REQUIRED WORK — The word "星优音频助手" marks the lines to copy; find all of them in the entries below.

Interface dataset entries
-- -- --
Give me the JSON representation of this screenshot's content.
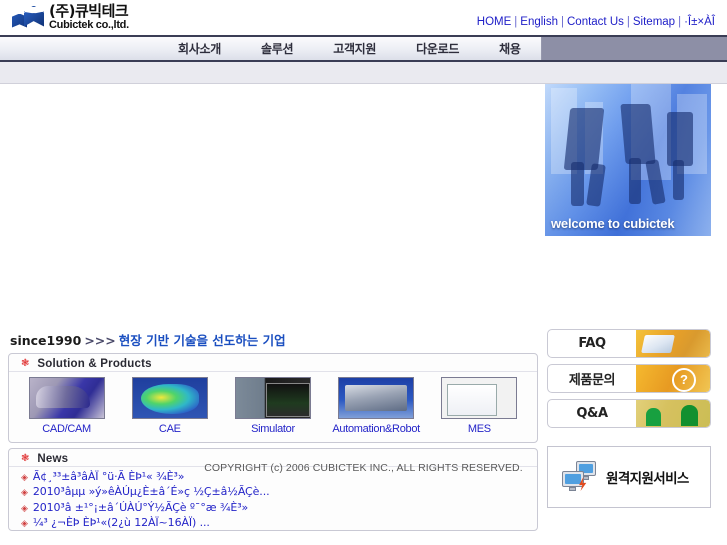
{
  "header": {
    "logo": {
      "korean": "(주)큐빅테크",
      "english": "Cubictek co.,ltd.",
      "icon": "cube-logo-icon"
    },
    "top_links": [
      {
        "label": "HOME"
      },
      {
        "label": "English"
      },
      {
        "label": "Contact Us"
      },
      {
        "label": "Sitemap"
      },
      {
        "label": "·Î±×ÀÎ"
      }
    ],
    "top_link_separator": "|"
  },
  "nav": {
    "items": [
      {
        "label": "회사소개"
      },
      {
        "label": "솔루션"
      },
      {
        "label": "고객지원"
      },
      {
        "label": "다운로드"
      },
      {
        "label": "채용"
      }
    ]
  },
  "banner": {
    "caption": "welcome to cubictek",
    "alt": "blue-tinted photo of business people walking"
  },
  "tagline": {
    "since": "since1990",
    "arrows": ">>>",
    "korean": "현장 기반 기술을 선도하는 기업"
  },
  "solution_box": {
    "bullet": "❃",
    "title": "Solution & Products",
    "products": [
      {
        "label": "CAD/CAM",
        "thumb": "th-cad",
        "icon": "car-model-icon"
      },
      {
        "label": "CAE",
        "thumb": "th-cae",
        "icon": "fea-mesh-icon"
      },
      {
        "label": "Simulator",
        "thumb": "th-sim",
        "icon": "cnc-simulator-icon"
      },
      {
        "label": "Automation&Robot",
        "thumb": "th-auto",
        "icon": "production-line-icon"
      },
      {
        "label": "MES",
        "thumb": "th-mes",
        "icon": "chart-dashboard-icon"
      }
    ]
  },
  "news_box": {
    "bullet": "❃",
    "title": "News",
    "item_bullet": "◈",
    "items": [
      {
        "text": "Ã¢¸³³±â³âÀÏ °ü·Ã ÈÞ¹« ¾È³»"
      },
      {
        "text": "2010³âµµ »ý»êÀÚµ¿È±â´É»ç ½Ç±â½ÃÇè..."
      },
      {
        "text": "2010³â ±¹°¡±â´ÚÀÚ°Ý½ÃÇè º¯°æ ¾È³»"
      },
      {
        "text": "¼³ ¿¬ÈÞ ÈÞ¹«(2¿ù 12ÀÏ~16ÀÏ) ..."
      }
    ]
  },
  "side_buttons": [
    {
      "label": "FAQ",
      "art": "art-faq",
      "icon": "folders-icon"
    },
    {
      "label": "제품문의",
      "art": "art-ask",
      "icon": "question-mark-icon"
    },
    {
      "label": "Q&A",
      "art": "art-qa",
      "icon": "two-people-icon"
    }
  ],
  "remote_support": {
    "label": "원격지원서비스",
    "icon": "two-monitors-lightning-icon"
  },
  "footer": {
    "copyright": "COPYRIGHT (c) 2006 CUBICTEK INC., ALL RIGHTS RESERVED."
  },
  "colors": {
    "link_blue": "#2424c8",
    "nav_border": "#3a3d55",
    "nav_bg": "#8d8fa6",
    "accent_red": "#e03030",
    "tagline_blue": "#1b4fc0"
  }
}
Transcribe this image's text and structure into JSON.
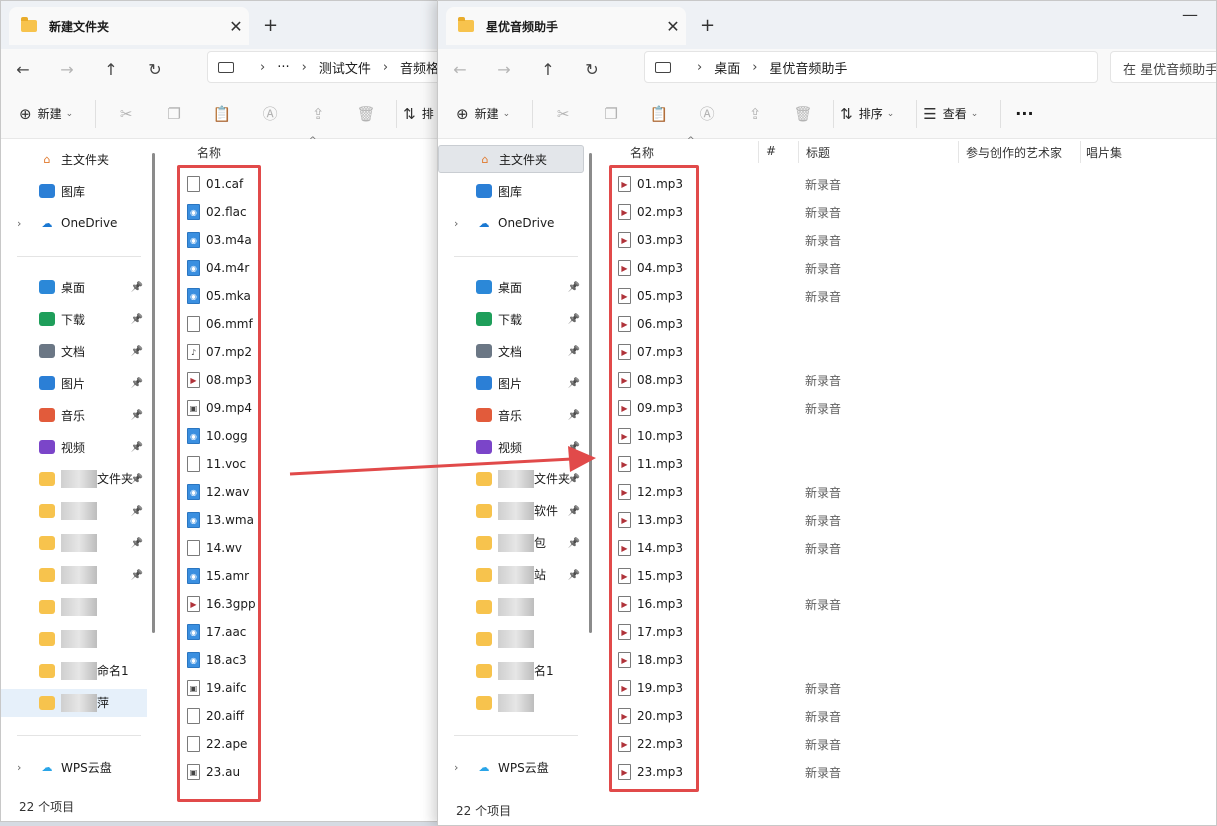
{
  "colors": {
    "accent": "#0067c0",
    "annotation": "#e14a4a",
    "folder": "#f7c34d"
  },
  "window_left": {
    "tab_title": "新建文件夹",
    "address": [
      "测试文件",
      "音频格"
    ],
    "address_more": "···",
    "toolbar": {
      "new_label": "新建",
      "sort_partial": "排"
    },
    "column_name": "名称",
    "files": [
      {
        "name": "01.caf",
        "icon": "file-icon"
      },
      {
        "name": "02.flac",
        "icon": "audio-icon"
      },
      {
        "name": "03.m4a",
        "icon": "audio-icon"
      },
      {
        "name": "04.m4r",
        "icon": "audio-icon"
      },
      {
        "name": "05.mka",
        "icon": "audio-icon"
      },
      {
        "name": "06.mmf",
        "icon": "file-icon"
      },
      {
        "name": "07.mp2",
        "icon": "music-note-icon"
      },
      {
        "name": "08.mp3",
        "icon": "media-icon"
      },
      {
        "name": "09.mp4",
        "icon": "video-icon"
      },
      {
        "name": "10.ogg",
        "icon": "audio-icon"
      },
      {
        "name": "11.voc",
        "icon": "file-icon"
      },
      {
        "name": "12.wav",
        "icon": "audio-icon"
      },
      {
        "name": "13.wma",
        "icon": "audio-icon"
      },
      {
        "name": "14.wv",
        "icon": "file-icon"
      },
      {
        "name": "15.amr",
        "icon": "audio-icon"
      },
      {
        "name": "16.3gpp",
        "icon": "media-icon"
      },
      {
        "name": "17.aac",
        "icon": "audio-icon"
      },
      {
        "name": "18.ac3",
        "icon": "audio-icon"
      },
      {
        "name": "19.aifc",
        "icon": "video-icon"
      },
      {
        "name": "20.aiff",
        "icon": "file-icon"
      },
      {
        "name": "22.ape",
        "icon": "file-icon"
      },
      {
        "name": "23.au",
        "icon": "video-icon"
      }
    ],
    "status": "22 个项目"
  },
  "window_right": {
    "tab_title": "星优音频助手",
    "address": [
      "桌面",
      "星优音频助手"
    ],
    "search_placeholder": "在 星优音频助手",
    "toolbar": {
      "new_label": "新建",
      "sort_label": "排序",
      "view_label": "查看",
      "more": "···"
    },
    "columns": [
      "名称",
      "#",
      "标题",
      "参与创作的艺术家",
      "唱片集"
    ],
    "files": [
      {
        "name": "01.mp3",
        "title": "新录音"
      },
      {
        "name": "02.mp3",
        "title": "新录音"
      },
      {
        "name": "03.mp3",
        "title": "新录音"
      },
      {
        "name": "04.mp3",
        "title": "新录音"
      },
      {
        "name": "05.mp3",
        "title": "新录音"
      },
      {
        "name": "06.mp3",
        "title": ""
      },
      {
        "name": "07.mp3",
        "title": ""
      },
      {
        "name": "08.mp3",
        "title": "新录音"
      },
      {
        "name": "09.mp3",
        "title": "新录音"
      },
      {
        "name": "10.mp3",
        "title": ""
      },
      {
        "name": "11.mp3",
        "title": ""
      },
      {
        "name": "12.mp3",
        "title": "新录音"
      },
      {
        "name": "13.mp3",
        "title": "新录音"
      },
      {
        "name": "14.mp3",
        "title": "新录音"
      },
      {
        "name": "15.mp3",
        "title": ""
      },
      {
        "name": "16.mp3",
        "title": "新录音"
      },
      {
        "name": "17.mp3",
        "title": ""
      },
      {
        "name": "18.mp3",
        "title": ""
      },
      {
        "name": "19.mp3",
        "title": "新录音"
      },
      {
        "name": "20.mp3",
        "title": "新录音"
      },
      {
        "name": "22.mp3",
        "title": "新录音"
      },
      {
        "name": "23.mp3",
        "title": "新录音"
      }
    ],
    "status": "22 个项目"
  },
  "sidebar": {
    "home": "主文件夹",
    "gallery": "图库",
    "onedrive": "OneDrive",
    "pinned": [
      {
        "label": "桌面",
        "icon": "desktop-icon",
        "color": "#2b88d8"
      },
      {
        "label": "下载",
        "icon": "download-icon",
        "color": "#1e9e5a"
      },
      {
        "label": "文档",
        "icon": "document-icon",
        "color": "#6b7785"
      },
      {
        "label": "图片",
        "icon": "pictures-icon",
        "color": "#2b7fd6"
      },
      {
        "label": "音乐",
        "icon": "music-icon",
        "color": "#e25b3b"
      },
      {
        "label": "视频",
        "icon": "videos-icon",
        "color": "#7b45c9"
      }
    ],
    "blurred_left": [
      "文件夹",
      "",
      "",
      "",
      "",
      "",
      "命名1",
      "萍"
    ],
    "blurred_right": [
      "文件夹",
      "软件",
      "包",
      "站",
      "",
      "",
      "名1",
      ""
    ],
    "wps": "WPS云盘"
  }
}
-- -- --
SOLUTION —
    "tab_title": "星优音频助手",
      "星优音频助手"
    "search_placeholder": "在 星优音频助手",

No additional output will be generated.